Doctors in Tacloban said they were desperate for medicine. At small makeshift clinic with shattered windows beside the city’s ruined airport tower, army and air force medics said they had treated around 1,000 people for cuts, bruises, lacerations and deep wounds.
“It’s overwhelming,” said air force Capt. Antonio Tamayo. “We need more medicine. We cannot give anti-tetanus vaccine shots because we have none.”
The longer survivors go without access to clean water, food, shelter and medical help, the greater chance of disease breaking out and people dying as a result of wounds sustained in the storm.
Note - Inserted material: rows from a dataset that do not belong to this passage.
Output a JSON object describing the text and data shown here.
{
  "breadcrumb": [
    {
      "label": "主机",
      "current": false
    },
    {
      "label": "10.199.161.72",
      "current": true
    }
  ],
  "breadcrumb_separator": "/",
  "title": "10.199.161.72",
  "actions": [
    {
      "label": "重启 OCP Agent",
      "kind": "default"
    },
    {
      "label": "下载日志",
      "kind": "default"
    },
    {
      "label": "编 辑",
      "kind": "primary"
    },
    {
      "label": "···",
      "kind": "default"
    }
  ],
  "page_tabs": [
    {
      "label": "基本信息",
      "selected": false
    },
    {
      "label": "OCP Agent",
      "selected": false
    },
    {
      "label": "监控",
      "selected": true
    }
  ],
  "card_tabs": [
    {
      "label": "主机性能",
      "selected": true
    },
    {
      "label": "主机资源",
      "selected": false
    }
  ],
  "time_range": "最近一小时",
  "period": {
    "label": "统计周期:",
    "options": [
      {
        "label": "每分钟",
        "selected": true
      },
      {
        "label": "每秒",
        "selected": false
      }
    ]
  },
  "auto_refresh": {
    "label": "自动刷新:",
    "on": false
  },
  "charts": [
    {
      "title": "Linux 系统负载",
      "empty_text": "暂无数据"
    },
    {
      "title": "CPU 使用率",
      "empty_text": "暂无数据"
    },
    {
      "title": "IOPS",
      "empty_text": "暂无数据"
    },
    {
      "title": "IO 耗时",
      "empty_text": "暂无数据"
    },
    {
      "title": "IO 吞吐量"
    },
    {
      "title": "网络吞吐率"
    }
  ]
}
Thousands of typhoon victims were trying to get out of Tacloban. They camped at the airport and ran onto the tarmac when planes came in, surging past a broken iron fence and a few soldiers and police trying to control them. Most didn’t make it aboard the military flights out of the city.
Damaged infrastructure and bad communications links made a conclusive death toll difficult to estimate. The official toll from a national disaster agency rose to 1,774 yesterday.
Earlier, two officials on the ground had said they feared as many as 10,000 might be dead, but in a televised interview on CNN yesterday, President Benigno Aquino III said the death toll could be closer to 2,000 or 2,500.
The dead, decomposing and stinking, litter the streets or are buried in the debris.
There is also growing concern about recovering corpses from throughout the disaster zone. “It really breaks your heart when you see them,” said Maj. Gen. Romeo Poquiz, commander of the 2nd Air Division.
“We’re limited with manpower, the expertise, as well as the trucks that have to transport them to different areas for identification,” Poquiz said. “Do we do a mass burial, because we can’t identify them anymore? If we do a mass burial, where do you place them?”